Connecticut Teen Develops Ground Breaking Test For Ebola

Greenwich High School junior,  Olivia Hallisey, who has developed a revolutionary test for Ebola, has won the Grand Prize and a $50,000 scholarship in the Google Science Fair competition. For the grandchild of a doctor who aspires to that same profession, this is an astounding accomplishment. Thousands of teenagers competed for the coveted prize and the award was given earlier this week at the search engine giant's headquarters in Mountain View, California.

In the words of Chris Winters, Greenwich High School Headmaster:"...Olivia's work stands on the shoulders of scores of outstanding science research students who have benefited from the direction of their teacher, Andrew Bramante. We celebrate this great program and Olivia's brilliant success."


 Andrew Bramante and Olivia HalliseyAndrew Bramante and Olivia Hallisey


Current treatments for Ebola

The Ebola virus  claims the lives of 90% of all those who contract it, most of whom are not lucky enough to receive an early diagnosis and medical intervention. These two factors can greatly reduce fatalities by up to 50% and are crucial to the prevention of future epidemics. Current detection methods are complex, costly, time-consuming and utilize materials that require constant refrigeration.


Ebola VirusEbola Virus

CDC/Cynthia Goldsmith - Public Health Image Library

Maintaining the 'cold chain' from laboratory to point of usage is most challenging in regions like Liberia and Sierra Leone where Ebola is the most prevalent and where last year, according to the Center for Disease Control and Prevention, more than 11,000 people died. These  tests can also take up  to twelve hours and cost about $1,000 each.

The award-winning Ebola test

Hallisey's inspiration for this research was prompted by the actions of Dr. Kent Brantley, who contracted Ebola last year while working at a hospital in the Liberian capital of Monrovia. She said: He showed the global community our collective moral obligation to act with courage and compassion."
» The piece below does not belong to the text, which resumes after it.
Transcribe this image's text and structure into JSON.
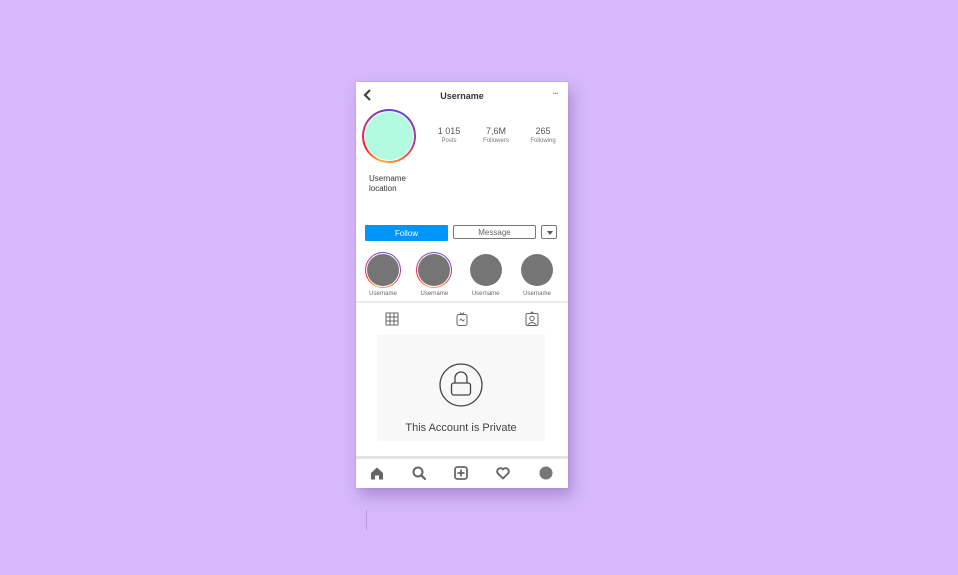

Her Ebola test can be done on a four-channel card, where substances known as reagents react with a patient's antigens and are stabilized at room temperature via a silk film. This eliminates the need for  refrigeration. The test can be done within 30 minutes and is cheap, costing about $25.00, which  is a much more affordable option in the developing nations of West Africa, where the disease has reached epidemic proportions. Early detection is the key to survival and the hallmark of this new test, which can expose Ebola even when patients have not yet demonstrated any symptoms.


Ebola TestEbola Test


Andrew Bramante and Olivia Hallisey

Olivia's major supporter is Andrew Bramante, who since 2005, has been teaching Greenwich High School's three honors science research sections. He has been recognized as one of the district's top educators and according to his students, his success (and theirs) is due to the way he treats them, holding them up to the same standards he would have for himself. Many of his students have won numerous achievement awards at international fairs in Pittsburgh and  Houston and state fairs as well.

The future of this Ebola test

This Ebola test can also be used  fro the early detection of other dreaded diseases such as HIV, Lyme Disease, Yellow Fever, Dengue Fever and certain cancers. For Olivia Hallisey, the future couldn't look mcuh brighter. She told the press in a recent interview that her focus in life follows her grandmother's advice to "never freak out over little things."

There is nothing little about this high school student's incredible achievement.

In what ways do you feel your teachers may have influenced your choices you have made in your life?

Closing thoughts on success:

Nothing builds self-esteem and self-confidence like accomplishment. ~ Thomas Carlyle